Four years ago, Chinese investors sued the developer behind a condo complex in Vail, accusing him of defrauding them and 150 others out of $83 million through a “rigged” loan.
As the long legal journey that followed winds down this month without a trial, those investors stand to receive nothing for their efforts. Their lawyers, on the other hand, will get paid $725,000. And lawyers for the developer they sued may make even more.
The litigious dispute dates back to the early 2010s, when the Vail developer Peter Knobel was seeking foreign funding for Solaris Residences, an upscale condo project. In 2011 and 2012, 165 Chinese nationals invested about $500,000 each, or $82.5 million total.
Their money was sent to the Colorado Regional Center, which solicits investments from foreign individuals in exchange for permanent resident visas, more commonly called green cards. The CRC then loaned the $82.5 million to Knobel and his companies to build Solaris.
Under this arrangement, Knobel had two options as the loans matured: He could give investors 19 condos as collateral for the $82.5 million in loans, or repay them with interest. Because the Vail condo market was struggling at that time, he chose to turn over the condos.
Thirteen investors, believing those 19 condos were “a freakish under-collateralization” and that the loans were “rigged to never get repaid,” sued Knobel and the CRC in federal court in 2019. Their lawsuit used versions of the word “fraud” 26 times.
That case and a second similar lawsuit by another group of Chinese investors were bad news for the CRC, whose arrangement with Knobel required it to indemnify the developer and bear the costs of any Solaris litigation. And for four years, there was a lot of litigation.
Both federal cases were thrown out in 2021 and the investors were ordered to pay as much as $1.6 million in attorney fees to the defendants. But that decision was partly reversed by an appeals court in 2022, which revived the lawsuits and voided the attorney fee award.

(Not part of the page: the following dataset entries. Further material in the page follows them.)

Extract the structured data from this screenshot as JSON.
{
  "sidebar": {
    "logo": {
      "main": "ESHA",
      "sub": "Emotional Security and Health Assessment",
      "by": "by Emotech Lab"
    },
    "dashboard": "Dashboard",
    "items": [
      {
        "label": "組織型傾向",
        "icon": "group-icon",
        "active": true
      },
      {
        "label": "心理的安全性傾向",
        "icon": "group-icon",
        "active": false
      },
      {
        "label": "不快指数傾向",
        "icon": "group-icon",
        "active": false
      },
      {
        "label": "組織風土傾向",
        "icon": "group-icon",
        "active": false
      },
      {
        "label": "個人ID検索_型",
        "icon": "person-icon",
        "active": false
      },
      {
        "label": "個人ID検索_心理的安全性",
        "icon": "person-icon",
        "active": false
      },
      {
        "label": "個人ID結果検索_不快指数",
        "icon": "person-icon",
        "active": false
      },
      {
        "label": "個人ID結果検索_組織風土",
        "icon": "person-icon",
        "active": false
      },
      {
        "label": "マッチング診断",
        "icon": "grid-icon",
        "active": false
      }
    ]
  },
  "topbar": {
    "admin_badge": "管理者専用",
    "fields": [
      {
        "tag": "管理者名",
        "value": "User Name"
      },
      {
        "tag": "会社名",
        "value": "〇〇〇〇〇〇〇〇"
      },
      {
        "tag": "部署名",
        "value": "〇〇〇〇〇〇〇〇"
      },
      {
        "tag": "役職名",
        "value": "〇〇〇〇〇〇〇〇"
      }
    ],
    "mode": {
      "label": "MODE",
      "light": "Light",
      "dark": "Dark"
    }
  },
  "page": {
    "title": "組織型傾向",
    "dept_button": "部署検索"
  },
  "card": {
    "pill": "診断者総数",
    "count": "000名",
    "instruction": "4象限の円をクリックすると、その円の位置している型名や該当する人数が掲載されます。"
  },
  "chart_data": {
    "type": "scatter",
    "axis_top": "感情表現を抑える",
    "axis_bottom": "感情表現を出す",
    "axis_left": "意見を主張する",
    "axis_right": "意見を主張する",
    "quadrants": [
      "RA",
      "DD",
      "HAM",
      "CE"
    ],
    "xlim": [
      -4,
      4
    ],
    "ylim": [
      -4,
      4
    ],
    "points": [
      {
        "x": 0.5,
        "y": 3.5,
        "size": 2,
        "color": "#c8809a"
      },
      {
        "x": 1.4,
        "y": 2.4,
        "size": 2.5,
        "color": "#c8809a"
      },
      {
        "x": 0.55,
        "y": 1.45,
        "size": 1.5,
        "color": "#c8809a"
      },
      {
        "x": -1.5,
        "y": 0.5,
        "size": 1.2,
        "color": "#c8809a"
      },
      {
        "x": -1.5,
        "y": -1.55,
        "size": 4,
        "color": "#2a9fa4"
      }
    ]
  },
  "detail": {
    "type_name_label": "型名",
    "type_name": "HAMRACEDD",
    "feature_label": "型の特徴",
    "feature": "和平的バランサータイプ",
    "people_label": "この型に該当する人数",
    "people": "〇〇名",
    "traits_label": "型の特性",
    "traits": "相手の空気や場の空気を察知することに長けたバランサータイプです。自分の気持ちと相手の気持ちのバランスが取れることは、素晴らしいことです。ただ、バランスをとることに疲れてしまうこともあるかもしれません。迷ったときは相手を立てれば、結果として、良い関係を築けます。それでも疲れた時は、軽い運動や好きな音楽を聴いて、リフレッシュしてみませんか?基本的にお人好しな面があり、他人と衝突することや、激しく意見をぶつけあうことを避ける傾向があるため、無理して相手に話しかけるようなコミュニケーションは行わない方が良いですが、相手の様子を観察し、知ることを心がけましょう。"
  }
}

Meanwhile, a third group of investors filed a lawsuit in Denver District Court against Knobel and Solaris, similarly accusing the developer of breaching contracts by not repaying them in cash. That case was scheduled to be decided at a three-day trial downtown in late August.
Instead, all parties have agreed to settlements which, if approved by judges, will end their four years of litigation. The settlements are marked confidential but were filed as exhibits in the Denver District Court case and obtained by BusinessDen through records requests.
Under those settlements, the CRC will pay $500,000 to Doug Litowitz, the Chicago-based lawyer for 33 investors; $125,000 to a New York law firm that represents 31 investors; and $100,000 to a California firm that represents another 16 investors. The CRC must also pay a to-be-determined amount for attorney fees incurred by Knobel and Solaris.
“Continued litigation will be extremely expensive, with an uncertain outcome for all parties (and) further potential for appeals of the rulings,” plaintiffs and defendants wrote recently in a joint motion asking Denver District Court Judge Jill Dorancy to approve the settlements.
The only concession that investors won is that the CRC must continue selling condos at the complex and returning the proceeds to investors, as it has. To date, 13 have been sold and $42 million returned to investors, leaving three unsold condos worth an estimated $20.5 million. Under the settlements, those must be sold in 30 months.
“The parties believe the settlement agreements offer the certainty of a greater return to limited partners on a shorter time frame than…continuing to litigate,” the joint motion states.
Sale proceeds go to a CRC subsidiary called Colorado Regional Center Project Solaris LLLP, in which the Chinese investors are limited partners. The bad news for investors is that the settlement payments to Litowitz and others must be made by that same subsidiary.
“Current projections have the limited partners receiving roughly 80 percent of the amount they invested” after the last of the 19 Solaris condos are sold, according to the court filing.
Lawyers involved in the Solaris cases declined to discuss the settlements in detail because they are confidential and have not been approved by judges. That includes Litowitz, who in the past has unshyly called Solaris “a roach motel” and referred to Denver’s legal and investment communities as a “backwater inbred cesspool of self-congratulatory imbeciles.”
“When I started this case, the limited partners had received zero. After I pushed this case, they are now getting back money,” Litowitz said Thursday, referring to the 80 percent recovery rate they are projected to receive. “I worked harder on this case than any other lawyer and kept fighting it longer than any other lawyer, so I was awarded more money.”